Segment Start: MATERIAL SHOWN
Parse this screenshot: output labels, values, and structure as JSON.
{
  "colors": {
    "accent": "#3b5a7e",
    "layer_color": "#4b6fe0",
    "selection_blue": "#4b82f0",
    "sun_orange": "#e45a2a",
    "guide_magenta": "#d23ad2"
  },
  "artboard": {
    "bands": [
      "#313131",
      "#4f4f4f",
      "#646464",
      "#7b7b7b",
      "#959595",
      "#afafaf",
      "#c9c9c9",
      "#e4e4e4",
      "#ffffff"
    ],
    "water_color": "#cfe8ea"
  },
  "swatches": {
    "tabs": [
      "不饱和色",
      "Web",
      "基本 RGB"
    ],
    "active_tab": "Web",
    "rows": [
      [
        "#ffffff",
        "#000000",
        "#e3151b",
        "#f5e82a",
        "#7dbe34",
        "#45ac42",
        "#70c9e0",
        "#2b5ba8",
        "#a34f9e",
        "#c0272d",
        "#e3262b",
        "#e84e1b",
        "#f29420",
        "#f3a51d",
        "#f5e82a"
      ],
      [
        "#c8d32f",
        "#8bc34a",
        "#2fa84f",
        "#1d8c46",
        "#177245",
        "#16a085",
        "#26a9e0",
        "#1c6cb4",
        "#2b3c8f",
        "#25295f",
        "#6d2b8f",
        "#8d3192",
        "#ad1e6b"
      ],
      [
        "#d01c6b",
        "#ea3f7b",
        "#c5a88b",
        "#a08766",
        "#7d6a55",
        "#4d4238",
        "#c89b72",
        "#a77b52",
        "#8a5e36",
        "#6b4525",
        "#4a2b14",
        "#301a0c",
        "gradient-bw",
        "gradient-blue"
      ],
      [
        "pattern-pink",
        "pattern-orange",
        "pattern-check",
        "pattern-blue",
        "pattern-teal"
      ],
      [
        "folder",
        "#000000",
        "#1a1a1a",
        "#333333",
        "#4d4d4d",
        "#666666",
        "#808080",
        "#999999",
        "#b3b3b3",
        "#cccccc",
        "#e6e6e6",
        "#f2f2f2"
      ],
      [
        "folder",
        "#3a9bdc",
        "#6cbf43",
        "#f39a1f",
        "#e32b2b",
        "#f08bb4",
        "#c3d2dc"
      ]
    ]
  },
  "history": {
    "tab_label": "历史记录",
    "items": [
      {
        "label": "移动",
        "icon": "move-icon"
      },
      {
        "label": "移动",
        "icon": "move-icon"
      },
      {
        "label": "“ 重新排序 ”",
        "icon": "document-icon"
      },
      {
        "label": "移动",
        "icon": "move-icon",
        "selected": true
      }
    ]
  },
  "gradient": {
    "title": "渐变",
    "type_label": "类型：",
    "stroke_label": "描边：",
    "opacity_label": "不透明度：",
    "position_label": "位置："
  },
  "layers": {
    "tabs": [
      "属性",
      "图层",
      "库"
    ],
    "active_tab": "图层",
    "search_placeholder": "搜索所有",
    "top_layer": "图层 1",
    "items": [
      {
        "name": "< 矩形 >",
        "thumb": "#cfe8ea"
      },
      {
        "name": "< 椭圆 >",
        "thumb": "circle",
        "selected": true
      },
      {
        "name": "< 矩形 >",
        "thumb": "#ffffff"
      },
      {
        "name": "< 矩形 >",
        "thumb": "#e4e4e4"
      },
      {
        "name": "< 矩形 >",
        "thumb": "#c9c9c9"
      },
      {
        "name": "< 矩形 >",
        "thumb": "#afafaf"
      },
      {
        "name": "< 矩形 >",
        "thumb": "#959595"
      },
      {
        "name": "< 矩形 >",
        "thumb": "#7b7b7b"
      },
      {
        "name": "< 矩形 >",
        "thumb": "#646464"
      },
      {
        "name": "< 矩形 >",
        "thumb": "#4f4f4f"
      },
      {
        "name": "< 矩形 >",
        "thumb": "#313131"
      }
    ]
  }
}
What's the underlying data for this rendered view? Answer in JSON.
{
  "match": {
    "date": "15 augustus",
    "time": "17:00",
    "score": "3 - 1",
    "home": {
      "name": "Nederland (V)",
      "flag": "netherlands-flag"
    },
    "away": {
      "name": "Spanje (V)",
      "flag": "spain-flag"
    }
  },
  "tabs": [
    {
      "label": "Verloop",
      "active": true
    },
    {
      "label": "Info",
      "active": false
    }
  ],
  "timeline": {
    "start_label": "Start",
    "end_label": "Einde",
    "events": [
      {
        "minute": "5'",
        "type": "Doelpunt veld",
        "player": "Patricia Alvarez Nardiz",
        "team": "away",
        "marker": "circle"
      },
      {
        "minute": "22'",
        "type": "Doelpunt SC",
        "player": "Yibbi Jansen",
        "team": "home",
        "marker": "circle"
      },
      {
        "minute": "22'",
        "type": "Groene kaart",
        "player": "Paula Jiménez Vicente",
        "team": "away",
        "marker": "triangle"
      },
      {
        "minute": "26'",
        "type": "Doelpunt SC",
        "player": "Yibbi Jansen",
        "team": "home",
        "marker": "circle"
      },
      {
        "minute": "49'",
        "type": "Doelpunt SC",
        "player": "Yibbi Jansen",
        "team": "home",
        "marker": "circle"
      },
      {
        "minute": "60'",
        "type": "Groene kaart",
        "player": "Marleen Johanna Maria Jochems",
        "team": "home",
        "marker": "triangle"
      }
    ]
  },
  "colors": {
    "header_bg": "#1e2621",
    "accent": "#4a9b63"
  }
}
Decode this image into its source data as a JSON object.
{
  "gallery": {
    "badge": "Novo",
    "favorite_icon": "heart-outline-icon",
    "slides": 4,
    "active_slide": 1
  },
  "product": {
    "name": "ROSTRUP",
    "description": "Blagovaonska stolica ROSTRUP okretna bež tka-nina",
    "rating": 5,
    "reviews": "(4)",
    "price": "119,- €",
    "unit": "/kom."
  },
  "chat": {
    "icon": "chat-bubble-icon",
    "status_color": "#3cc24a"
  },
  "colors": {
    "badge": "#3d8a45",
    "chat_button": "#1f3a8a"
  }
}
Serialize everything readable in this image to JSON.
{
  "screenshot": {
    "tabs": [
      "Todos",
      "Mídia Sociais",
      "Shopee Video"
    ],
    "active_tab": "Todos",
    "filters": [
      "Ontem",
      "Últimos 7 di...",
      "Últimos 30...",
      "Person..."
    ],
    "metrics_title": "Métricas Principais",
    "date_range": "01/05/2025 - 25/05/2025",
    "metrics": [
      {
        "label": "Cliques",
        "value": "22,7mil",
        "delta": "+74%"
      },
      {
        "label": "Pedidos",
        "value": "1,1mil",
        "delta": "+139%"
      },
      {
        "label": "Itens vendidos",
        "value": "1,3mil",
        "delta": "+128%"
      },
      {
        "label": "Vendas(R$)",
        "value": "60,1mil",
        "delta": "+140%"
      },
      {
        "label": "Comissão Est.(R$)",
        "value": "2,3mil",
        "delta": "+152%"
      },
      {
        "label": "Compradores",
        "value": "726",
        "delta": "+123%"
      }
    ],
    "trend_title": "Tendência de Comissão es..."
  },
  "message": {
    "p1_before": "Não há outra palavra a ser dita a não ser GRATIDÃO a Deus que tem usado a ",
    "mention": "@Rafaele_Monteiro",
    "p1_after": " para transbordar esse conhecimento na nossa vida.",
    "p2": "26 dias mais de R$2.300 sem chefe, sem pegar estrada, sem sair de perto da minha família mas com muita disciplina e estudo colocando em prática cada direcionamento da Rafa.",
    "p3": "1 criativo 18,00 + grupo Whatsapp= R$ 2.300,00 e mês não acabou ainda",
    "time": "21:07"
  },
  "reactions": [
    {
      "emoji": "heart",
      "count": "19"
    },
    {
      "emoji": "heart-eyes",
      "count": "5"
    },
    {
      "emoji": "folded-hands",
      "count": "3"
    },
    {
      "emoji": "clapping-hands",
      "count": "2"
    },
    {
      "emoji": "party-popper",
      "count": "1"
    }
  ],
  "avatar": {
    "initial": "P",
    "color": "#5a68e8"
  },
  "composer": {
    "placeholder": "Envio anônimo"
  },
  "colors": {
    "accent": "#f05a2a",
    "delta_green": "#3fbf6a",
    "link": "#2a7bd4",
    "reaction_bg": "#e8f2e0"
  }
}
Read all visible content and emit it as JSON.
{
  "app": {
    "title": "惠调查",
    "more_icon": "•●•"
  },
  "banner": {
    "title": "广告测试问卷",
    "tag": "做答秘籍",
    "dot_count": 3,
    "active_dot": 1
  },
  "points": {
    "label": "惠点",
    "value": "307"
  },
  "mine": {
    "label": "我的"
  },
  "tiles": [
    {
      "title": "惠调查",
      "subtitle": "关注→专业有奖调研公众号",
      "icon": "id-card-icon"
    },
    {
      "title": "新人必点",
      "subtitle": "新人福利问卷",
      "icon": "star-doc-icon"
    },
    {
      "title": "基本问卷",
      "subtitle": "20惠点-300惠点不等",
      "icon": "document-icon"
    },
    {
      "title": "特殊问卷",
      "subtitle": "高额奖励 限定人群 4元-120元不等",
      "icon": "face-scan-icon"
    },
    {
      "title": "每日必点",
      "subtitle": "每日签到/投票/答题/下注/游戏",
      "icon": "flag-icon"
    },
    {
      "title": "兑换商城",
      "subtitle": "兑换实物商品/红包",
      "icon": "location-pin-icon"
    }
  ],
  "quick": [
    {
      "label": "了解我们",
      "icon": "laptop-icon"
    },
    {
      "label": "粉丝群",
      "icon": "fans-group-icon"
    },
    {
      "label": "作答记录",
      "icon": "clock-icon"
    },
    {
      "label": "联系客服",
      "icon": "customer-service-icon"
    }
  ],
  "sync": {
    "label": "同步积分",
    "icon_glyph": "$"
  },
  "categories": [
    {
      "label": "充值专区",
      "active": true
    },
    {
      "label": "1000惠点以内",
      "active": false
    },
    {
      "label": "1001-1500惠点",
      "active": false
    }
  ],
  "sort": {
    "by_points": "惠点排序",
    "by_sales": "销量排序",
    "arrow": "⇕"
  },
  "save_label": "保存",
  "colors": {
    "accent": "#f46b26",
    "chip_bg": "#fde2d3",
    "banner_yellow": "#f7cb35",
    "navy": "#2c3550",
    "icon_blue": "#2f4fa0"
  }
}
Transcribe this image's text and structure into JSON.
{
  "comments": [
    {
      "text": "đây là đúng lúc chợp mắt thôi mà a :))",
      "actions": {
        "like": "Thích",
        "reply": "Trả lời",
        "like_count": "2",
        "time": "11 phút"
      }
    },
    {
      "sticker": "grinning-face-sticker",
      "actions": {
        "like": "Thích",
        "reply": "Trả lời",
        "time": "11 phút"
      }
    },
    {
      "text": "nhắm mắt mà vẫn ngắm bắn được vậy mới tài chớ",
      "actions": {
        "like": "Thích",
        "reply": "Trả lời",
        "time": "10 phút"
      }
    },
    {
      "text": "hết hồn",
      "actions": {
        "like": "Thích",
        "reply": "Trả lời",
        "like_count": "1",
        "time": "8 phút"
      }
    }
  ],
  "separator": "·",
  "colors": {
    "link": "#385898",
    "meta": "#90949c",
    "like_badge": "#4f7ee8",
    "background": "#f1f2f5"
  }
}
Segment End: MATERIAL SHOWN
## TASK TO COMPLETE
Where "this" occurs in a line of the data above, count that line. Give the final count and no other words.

## OUTPUT OF THE TASK
5